Asofa-Solomona was an omission from the Hurricanes Under 18 training camp this week, and is not exp-ected to be considered for the New Zealand Schools rugby side. A sacrifice for the league recruit. He has been described as one of the biggest players of his age, two metres tall and a 118 kg and has impressive ball running and off-loading skills. Already the size of many international rugby union locks, it is rugby league that will entertain his thoughts in the near future. The Storm look after their players, including the young recruits, and Nelson may find it difficult to leave if he re-considered rugby union in future years. But he is still only 17 years old and has many years to consider his future in either rugby code.
Eli Vole is a rugby second five eighths and has been on the Storm books since he was 14 yrs and has recently made formal contact with the Storm. He has played both rugby and league, and is expected to head to Melbourne later this year. He will be still eligible for the SG Ball Under 18 team, but hopes to play for the Under 20 Thunderbolts next year.
The third of the Melbourne Storm recruits is Joe Apikatoa, another physically impressive player at 1.91m and 115kg. He will be trialling for the NZ Under 18 league team this week He has not fully committed to the Storm as yet, because he still has another year at school in 2014. He could move to Melbourne in 2015.
If these three players show the same talent and determination as their fellow Wellingtonians, Pride Petterson-robati and Cade Umaga, the Melbourne Storm should be well served in future years. The Melbourne Storm continues to identify many talented players before other clubs – a credit to its recruitment staff.
Acknowledgements to the Dompost:
The first EQ was on Friday and a swarm today centred just off Wellington. 5.8 this morning and 6.5 tonight. A lot of minor damage in Wellington City but not much out in the Hutt Valley. There has also been a swarm of aftershocks througout the day too.
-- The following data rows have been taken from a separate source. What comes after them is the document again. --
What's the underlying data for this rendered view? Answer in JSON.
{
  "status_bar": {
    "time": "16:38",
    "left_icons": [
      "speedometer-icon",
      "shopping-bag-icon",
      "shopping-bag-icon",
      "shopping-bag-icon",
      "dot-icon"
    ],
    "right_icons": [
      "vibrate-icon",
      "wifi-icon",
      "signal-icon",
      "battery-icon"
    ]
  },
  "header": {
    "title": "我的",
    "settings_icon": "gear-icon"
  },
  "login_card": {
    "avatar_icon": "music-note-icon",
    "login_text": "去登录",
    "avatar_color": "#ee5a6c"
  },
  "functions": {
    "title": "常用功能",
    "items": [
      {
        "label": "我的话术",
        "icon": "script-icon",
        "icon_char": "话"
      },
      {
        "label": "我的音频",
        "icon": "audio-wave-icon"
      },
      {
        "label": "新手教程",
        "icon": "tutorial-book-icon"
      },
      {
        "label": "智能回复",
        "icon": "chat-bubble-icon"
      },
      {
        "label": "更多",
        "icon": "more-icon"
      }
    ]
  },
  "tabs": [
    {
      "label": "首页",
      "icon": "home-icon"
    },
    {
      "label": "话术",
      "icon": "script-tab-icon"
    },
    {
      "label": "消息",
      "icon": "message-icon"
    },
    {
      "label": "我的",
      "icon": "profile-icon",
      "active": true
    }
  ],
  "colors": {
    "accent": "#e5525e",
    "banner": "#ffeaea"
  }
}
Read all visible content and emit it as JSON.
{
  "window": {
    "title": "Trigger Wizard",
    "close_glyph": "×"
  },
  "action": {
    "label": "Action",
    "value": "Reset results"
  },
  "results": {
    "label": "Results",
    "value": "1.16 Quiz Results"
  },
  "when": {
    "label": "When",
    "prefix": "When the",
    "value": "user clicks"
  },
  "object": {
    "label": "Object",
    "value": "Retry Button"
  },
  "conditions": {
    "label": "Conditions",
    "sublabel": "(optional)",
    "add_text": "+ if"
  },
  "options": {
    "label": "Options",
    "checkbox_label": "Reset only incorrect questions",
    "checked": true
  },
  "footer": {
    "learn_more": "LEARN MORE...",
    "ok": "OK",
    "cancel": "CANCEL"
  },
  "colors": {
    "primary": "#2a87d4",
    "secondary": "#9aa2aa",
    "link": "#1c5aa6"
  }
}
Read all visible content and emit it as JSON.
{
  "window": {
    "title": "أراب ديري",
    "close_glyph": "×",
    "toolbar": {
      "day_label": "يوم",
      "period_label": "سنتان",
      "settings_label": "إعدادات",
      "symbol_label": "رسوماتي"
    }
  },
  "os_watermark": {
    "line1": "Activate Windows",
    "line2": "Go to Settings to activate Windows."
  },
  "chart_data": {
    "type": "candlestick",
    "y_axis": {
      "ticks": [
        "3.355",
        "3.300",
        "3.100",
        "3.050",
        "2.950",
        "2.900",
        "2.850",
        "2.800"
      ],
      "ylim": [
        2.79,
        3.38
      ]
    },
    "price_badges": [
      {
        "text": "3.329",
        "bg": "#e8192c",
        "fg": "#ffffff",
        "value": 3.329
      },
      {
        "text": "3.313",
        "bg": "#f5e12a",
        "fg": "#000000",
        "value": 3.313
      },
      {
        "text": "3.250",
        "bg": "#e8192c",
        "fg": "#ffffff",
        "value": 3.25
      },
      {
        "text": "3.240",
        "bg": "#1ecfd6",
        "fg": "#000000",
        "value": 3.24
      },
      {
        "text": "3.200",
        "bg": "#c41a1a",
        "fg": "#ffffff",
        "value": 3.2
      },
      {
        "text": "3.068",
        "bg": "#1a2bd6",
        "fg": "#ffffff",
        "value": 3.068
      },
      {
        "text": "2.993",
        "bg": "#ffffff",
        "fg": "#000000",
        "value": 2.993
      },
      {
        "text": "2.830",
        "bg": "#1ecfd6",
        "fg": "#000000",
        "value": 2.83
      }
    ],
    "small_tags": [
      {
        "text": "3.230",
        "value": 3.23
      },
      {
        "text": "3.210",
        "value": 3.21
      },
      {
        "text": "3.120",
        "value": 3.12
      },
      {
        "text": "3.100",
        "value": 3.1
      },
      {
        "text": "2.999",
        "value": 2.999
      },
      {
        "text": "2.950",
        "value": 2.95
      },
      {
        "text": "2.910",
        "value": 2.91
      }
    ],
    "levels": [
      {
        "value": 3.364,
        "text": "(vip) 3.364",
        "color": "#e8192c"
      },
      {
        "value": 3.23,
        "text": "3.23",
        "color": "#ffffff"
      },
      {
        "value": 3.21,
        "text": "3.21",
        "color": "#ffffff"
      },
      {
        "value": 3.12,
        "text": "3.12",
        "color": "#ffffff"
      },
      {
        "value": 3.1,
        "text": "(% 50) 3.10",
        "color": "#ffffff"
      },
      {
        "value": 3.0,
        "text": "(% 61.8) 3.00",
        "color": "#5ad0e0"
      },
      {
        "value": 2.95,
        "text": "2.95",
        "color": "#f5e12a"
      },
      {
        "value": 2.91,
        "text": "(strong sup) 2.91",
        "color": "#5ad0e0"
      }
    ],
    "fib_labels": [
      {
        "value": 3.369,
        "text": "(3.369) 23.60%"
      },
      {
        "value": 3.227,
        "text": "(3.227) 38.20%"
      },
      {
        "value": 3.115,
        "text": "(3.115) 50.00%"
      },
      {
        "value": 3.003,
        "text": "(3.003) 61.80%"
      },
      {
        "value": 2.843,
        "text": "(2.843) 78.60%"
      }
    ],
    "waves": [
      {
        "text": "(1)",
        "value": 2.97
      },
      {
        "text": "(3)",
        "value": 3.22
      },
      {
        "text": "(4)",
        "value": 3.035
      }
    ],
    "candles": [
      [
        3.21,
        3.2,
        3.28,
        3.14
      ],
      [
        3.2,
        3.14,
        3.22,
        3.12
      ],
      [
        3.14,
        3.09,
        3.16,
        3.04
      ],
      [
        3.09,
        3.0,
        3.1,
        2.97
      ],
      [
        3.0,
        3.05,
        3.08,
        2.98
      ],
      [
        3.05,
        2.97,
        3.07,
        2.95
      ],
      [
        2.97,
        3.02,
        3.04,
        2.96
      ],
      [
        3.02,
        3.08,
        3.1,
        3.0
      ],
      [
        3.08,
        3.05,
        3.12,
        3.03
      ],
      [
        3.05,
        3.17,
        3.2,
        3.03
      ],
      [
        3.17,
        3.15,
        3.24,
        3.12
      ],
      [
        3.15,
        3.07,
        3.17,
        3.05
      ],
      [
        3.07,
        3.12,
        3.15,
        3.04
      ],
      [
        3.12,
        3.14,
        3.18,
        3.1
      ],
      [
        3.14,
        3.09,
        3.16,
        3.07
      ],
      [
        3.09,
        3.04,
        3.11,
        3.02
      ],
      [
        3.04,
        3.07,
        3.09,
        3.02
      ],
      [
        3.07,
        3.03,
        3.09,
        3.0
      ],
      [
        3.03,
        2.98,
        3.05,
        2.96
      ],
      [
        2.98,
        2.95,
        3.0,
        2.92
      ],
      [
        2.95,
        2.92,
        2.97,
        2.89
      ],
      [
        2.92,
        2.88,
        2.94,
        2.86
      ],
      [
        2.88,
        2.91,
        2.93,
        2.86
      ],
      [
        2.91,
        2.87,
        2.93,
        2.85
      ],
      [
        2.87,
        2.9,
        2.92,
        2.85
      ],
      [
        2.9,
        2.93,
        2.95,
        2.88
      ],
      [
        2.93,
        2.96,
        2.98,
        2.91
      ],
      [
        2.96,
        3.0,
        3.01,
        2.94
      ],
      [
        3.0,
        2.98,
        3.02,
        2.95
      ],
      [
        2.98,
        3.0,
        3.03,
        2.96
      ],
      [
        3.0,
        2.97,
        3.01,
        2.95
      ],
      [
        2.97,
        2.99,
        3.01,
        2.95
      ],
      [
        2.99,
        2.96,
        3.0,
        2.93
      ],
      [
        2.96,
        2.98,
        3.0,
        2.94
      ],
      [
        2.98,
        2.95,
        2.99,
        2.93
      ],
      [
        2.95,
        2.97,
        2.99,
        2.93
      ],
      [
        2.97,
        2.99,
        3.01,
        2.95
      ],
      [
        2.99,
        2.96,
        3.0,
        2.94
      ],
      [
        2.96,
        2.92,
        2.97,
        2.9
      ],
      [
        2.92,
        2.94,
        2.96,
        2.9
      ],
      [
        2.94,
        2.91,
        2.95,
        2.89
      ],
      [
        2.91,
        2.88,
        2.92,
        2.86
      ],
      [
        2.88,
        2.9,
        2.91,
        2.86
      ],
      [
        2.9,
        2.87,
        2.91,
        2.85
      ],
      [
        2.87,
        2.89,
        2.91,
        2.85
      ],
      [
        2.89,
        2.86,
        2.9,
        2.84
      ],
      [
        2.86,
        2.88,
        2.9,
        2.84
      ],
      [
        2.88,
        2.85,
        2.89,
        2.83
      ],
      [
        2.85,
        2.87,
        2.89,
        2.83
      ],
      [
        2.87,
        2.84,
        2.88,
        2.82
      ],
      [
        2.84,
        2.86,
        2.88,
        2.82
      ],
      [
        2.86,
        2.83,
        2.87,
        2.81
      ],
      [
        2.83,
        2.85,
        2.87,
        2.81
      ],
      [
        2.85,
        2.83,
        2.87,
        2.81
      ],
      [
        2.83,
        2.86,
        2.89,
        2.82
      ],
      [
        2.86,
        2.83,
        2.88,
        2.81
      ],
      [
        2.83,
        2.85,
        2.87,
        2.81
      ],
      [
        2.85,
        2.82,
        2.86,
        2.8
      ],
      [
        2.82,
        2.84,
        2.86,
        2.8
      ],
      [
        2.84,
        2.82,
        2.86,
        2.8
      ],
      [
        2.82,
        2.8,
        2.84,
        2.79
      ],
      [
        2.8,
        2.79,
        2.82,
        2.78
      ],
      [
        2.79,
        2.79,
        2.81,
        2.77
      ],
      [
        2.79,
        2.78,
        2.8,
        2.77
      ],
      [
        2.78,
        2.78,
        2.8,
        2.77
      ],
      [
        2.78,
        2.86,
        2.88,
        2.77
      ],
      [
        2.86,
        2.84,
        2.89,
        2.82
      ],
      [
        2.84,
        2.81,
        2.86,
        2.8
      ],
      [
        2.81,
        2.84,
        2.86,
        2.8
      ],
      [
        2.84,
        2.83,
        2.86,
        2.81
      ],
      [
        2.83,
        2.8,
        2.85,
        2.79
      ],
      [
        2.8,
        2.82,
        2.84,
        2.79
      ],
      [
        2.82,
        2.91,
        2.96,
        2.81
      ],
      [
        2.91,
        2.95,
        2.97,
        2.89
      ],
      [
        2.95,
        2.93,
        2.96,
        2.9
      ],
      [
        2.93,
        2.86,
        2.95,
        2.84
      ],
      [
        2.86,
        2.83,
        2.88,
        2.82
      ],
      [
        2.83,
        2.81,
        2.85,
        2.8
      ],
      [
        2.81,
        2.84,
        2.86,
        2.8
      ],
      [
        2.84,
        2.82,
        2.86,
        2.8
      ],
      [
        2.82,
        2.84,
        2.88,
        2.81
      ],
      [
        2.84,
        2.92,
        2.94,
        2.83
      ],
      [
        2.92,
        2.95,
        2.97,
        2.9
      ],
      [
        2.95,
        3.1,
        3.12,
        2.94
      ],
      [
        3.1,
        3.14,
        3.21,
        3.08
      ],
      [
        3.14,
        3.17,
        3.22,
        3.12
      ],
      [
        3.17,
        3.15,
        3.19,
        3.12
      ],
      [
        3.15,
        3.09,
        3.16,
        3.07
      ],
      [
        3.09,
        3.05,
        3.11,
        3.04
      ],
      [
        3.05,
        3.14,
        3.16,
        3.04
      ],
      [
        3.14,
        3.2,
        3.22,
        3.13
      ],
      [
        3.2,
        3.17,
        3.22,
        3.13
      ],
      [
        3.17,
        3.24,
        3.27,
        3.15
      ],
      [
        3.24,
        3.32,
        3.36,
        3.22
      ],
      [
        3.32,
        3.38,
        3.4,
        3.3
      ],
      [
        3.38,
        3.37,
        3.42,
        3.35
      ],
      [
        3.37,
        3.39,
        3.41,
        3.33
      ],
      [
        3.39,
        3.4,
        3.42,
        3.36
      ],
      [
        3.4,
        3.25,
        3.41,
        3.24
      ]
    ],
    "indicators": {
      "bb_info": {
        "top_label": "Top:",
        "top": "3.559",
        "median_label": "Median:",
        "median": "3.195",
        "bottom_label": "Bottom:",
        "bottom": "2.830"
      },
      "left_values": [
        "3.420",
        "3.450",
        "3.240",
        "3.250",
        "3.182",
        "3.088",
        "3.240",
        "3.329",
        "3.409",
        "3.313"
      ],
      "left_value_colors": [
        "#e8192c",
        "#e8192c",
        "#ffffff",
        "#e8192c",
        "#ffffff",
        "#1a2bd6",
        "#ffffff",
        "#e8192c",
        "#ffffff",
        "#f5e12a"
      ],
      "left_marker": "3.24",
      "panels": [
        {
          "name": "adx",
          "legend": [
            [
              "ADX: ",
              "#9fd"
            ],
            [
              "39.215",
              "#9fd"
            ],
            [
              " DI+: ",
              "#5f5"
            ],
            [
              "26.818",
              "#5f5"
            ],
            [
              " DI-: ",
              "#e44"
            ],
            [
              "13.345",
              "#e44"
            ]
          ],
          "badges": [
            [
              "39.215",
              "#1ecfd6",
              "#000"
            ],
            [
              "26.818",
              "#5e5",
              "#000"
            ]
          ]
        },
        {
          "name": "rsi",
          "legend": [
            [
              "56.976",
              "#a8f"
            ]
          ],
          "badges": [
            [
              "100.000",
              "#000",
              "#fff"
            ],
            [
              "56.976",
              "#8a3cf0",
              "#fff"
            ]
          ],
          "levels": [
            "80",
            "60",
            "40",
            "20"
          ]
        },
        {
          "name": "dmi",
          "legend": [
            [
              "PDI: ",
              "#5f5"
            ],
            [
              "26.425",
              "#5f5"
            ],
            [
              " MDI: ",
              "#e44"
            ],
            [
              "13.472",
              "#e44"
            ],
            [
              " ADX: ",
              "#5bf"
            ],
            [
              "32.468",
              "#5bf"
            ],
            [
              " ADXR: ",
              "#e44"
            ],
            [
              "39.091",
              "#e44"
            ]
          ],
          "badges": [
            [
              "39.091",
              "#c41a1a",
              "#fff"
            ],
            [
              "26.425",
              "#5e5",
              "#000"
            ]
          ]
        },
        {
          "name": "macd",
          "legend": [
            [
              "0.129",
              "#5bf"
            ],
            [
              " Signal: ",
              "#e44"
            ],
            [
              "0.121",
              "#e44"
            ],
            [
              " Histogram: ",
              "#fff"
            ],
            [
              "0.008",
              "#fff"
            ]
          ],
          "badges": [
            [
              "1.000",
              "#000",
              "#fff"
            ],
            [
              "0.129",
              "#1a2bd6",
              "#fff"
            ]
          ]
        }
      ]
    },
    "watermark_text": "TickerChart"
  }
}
These are actually out in Cook Strait and not in the double-faultlines through Wellington and the Hutt Valley. They will check things out properly tomorrow.
The airport was out temporarily until a new navigation light system was set up. Ferry couldn’t berth and commuter trains out for the day. They have only recently been operating fulltime since the massive storms we had a couple of weeks back. My niece in Christchurch 200 miles south rang because she was in her office at home and felt the shock. She was concerned for us after all their experinces down there with major earthquakes from late 2010 and 2011 and 12000 aftershocks since. Earlier today I wrote on my FB timeline, a quiet Sunday. Yeah right!
Labour Party laments the lack of a corporate manslaughter law – no individuals can be held criminally liable for Pike River Mine tragedy…
The decision by police not to prosecute over the 29 deaths at the Pike River Mine is being lamented by Labour MP Andrew Little, who says charges could have been laid if we had a corporate manslaughter law.
Police say they can’t prosecute for manslaughter because of the evidence needed to succeed with the charge.
Mr Little says the benefit of a dedicated corporate manslaughter law is police wouldn’t have to tie the cause of the deaths to specific actions of individual people, but could look at aggregate failures by a number of people to make a charge stick.
He has a corporate manslaughter bill in parliament’s members ballot.
Photo: NZ Herald